Negotiating Temporality: Sufistic Zapin in Maritime Southeast Asia
Mohd Anis Md Nor
University of Malaya, Kuala Lumpur

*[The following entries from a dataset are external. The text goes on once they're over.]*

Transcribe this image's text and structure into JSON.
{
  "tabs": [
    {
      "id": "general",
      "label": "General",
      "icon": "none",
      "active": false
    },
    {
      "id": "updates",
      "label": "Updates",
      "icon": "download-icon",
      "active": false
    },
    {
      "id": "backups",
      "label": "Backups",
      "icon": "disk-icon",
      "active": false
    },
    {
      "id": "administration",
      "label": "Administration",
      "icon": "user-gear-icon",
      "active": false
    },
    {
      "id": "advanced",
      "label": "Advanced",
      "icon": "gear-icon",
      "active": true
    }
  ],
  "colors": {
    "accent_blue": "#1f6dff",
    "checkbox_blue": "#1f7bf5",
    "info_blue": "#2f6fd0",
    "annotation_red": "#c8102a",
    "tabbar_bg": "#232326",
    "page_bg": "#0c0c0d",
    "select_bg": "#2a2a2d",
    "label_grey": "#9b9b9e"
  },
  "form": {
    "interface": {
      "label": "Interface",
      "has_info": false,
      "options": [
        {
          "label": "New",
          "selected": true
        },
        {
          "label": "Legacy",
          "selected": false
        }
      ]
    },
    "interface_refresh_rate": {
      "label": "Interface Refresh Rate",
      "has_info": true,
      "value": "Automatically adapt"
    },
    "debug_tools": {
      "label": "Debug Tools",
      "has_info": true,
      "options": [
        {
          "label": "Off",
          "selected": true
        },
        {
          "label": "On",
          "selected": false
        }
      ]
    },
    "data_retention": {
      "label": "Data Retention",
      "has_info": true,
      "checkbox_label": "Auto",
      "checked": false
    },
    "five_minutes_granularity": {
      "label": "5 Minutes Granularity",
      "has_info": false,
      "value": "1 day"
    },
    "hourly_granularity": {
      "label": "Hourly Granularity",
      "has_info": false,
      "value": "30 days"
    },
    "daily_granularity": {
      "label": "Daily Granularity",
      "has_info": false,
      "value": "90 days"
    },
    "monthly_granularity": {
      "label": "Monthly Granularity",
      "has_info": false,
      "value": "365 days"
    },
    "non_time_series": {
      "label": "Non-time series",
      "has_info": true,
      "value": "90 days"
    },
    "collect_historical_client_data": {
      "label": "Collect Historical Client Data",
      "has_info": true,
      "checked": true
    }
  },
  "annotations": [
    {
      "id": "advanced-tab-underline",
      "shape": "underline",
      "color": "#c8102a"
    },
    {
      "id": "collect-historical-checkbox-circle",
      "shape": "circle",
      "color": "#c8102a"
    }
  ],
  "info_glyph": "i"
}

One of the many Sufi practices, which utilize dhikr (recitation of the divine names or litanies) that is muted by non-verbal inward recitations, could be observed in the Zapin dance and music in the coastal areas of maritime Southeast Asia. Performed by Zapin dancers who are followers of Tariqat or ‘way’ of the sharia’at, which literally means “the road to the watering place,” dancing the silent dhikr symbolizes the broad way in which the performer-practitioners find way to travel and seek God. The accompaniment of music and the physical movement of performing a structured movement system portray ephemeral permeation of Islamic aesthetics and Malay artistic conventions while negotiating the traditional mode of temporality that is diachronically and synchronically linear in form, time and space. This temporality that is curled from the past remains important in the present as the performers negotiate their togetherness as Sufis and practitioners of religious and cultural practices that are embedded in mute dhikr, which plays an important role in sustaining Malay-Islamic traditional performance practices that is essential in seeking the realm of the altered other. This paper will discuss how dichotomies of the past and the present are negotiated within the traditional mode of temporality that progresses lineally through the procession of the past (diachronic), present (extant and synchronic) and future (impending) through the silent dhikr in the Zapin dance of Southeast Asia.